Work instruction - Below are some entries. Copy each line that holds the string "this".

Entries from a dataset of interfaces:
★ ★ ★ ★ ★
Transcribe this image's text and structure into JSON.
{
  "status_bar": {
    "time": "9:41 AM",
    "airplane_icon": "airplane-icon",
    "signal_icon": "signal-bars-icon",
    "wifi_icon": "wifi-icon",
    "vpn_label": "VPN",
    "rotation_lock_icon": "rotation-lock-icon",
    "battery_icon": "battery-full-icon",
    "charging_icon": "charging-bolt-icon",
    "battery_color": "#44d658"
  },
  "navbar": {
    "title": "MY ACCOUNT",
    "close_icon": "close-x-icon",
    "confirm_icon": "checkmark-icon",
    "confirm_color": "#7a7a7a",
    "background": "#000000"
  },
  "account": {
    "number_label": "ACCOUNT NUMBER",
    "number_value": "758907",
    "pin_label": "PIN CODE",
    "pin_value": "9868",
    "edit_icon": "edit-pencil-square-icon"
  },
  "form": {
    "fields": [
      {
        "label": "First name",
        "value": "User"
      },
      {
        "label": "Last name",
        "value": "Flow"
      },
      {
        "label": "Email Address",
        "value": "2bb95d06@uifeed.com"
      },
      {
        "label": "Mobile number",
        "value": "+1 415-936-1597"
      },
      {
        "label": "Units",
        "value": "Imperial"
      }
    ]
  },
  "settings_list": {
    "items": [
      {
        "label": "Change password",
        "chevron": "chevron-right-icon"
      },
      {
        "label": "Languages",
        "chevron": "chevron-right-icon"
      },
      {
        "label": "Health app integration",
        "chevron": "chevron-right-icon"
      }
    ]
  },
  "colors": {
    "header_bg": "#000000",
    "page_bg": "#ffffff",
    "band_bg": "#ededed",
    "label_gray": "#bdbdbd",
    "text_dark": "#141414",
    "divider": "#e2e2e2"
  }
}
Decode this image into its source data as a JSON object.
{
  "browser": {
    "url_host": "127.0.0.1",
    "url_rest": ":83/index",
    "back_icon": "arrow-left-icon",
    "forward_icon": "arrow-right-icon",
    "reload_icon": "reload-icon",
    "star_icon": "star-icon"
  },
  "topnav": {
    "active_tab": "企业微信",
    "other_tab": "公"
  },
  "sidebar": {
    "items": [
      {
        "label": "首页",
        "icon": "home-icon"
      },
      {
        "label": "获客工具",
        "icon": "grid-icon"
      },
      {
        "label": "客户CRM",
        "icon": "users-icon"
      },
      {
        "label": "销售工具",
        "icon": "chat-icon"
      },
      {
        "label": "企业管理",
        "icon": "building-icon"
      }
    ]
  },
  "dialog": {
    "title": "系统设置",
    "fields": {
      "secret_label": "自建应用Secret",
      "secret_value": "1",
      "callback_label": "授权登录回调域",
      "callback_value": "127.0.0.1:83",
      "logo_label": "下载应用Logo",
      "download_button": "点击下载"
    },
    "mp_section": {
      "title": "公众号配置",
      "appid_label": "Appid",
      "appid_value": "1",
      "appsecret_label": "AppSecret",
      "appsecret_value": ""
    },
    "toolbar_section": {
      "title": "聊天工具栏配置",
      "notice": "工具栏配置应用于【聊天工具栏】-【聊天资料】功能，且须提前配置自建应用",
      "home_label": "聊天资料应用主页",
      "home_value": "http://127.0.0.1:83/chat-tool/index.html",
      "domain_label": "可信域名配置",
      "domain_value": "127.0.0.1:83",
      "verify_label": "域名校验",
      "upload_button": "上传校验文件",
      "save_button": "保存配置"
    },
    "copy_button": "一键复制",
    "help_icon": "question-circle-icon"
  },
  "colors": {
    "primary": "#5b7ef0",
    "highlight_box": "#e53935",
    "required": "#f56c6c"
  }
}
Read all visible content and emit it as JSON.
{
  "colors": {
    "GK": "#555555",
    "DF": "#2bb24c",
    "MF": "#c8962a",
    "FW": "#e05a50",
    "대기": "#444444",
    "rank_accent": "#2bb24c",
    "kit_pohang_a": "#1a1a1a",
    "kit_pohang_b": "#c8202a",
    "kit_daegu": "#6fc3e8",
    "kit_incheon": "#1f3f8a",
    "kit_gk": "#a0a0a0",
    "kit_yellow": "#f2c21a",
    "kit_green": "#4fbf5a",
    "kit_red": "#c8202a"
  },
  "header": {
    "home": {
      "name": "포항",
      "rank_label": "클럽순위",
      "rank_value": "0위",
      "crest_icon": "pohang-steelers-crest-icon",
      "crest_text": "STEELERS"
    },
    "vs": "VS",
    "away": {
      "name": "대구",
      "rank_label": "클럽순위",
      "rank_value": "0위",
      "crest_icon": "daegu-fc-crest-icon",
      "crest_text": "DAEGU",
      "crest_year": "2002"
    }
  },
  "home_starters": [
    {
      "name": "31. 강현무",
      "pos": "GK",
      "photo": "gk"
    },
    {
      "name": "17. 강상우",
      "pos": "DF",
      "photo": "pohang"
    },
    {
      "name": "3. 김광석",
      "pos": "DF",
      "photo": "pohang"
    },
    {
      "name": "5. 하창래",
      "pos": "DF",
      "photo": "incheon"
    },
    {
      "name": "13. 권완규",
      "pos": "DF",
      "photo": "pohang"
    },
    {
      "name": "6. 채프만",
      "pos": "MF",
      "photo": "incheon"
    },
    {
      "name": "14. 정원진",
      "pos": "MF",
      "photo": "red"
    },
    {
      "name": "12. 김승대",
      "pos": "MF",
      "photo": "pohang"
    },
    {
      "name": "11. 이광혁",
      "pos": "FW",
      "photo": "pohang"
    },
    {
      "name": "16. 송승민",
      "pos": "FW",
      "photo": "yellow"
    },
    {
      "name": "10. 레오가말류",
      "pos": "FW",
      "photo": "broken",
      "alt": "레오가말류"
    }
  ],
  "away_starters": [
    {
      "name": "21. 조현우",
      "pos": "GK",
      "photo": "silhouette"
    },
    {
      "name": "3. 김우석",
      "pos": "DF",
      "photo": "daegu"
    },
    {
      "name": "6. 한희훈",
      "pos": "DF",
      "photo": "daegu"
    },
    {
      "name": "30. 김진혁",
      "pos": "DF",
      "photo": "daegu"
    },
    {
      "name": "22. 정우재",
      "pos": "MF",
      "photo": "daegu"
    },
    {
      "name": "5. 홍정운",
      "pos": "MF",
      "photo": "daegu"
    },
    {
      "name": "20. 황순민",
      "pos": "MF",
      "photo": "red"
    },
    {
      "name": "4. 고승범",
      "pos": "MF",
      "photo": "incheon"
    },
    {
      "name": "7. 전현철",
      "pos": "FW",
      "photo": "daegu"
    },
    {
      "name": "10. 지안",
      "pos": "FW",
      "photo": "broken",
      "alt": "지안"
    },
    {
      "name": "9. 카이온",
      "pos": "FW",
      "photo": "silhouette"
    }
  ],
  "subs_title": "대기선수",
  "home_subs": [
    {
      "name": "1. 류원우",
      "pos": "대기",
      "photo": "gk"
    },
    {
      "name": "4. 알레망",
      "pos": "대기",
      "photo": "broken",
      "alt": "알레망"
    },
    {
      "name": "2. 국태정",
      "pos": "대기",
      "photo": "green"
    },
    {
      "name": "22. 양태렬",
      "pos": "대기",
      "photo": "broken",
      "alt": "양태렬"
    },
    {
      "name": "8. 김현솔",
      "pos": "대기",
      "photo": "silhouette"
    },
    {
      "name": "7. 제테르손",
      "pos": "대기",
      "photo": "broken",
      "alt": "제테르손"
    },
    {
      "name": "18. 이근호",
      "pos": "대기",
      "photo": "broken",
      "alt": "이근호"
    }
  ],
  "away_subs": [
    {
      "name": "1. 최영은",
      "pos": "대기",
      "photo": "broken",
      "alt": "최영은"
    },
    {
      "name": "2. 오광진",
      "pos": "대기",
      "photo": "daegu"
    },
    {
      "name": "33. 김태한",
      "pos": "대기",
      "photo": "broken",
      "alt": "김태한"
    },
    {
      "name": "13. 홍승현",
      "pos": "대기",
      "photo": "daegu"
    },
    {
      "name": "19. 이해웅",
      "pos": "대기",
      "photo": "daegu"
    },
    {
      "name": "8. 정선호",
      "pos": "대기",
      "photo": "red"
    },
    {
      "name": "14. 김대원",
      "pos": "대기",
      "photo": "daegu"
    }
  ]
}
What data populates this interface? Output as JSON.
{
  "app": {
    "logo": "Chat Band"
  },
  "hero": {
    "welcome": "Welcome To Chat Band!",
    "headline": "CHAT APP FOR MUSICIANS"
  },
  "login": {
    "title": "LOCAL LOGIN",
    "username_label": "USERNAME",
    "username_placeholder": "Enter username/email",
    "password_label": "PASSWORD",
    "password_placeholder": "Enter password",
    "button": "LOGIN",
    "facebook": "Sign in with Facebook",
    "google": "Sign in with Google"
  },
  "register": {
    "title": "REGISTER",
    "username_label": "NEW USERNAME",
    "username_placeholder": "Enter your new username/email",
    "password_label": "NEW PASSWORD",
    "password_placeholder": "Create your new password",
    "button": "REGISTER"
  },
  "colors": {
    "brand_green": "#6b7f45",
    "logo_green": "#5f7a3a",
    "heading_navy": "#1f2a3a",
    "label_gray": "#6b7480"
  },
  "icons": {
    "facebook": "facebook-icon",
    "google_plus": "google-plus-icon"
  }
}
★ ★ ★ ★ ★
Result below -
Transcribe this image's text and structure into JSON.
Decode this image into its source data as a JSON object.
What data populates this interface? Output as JSON.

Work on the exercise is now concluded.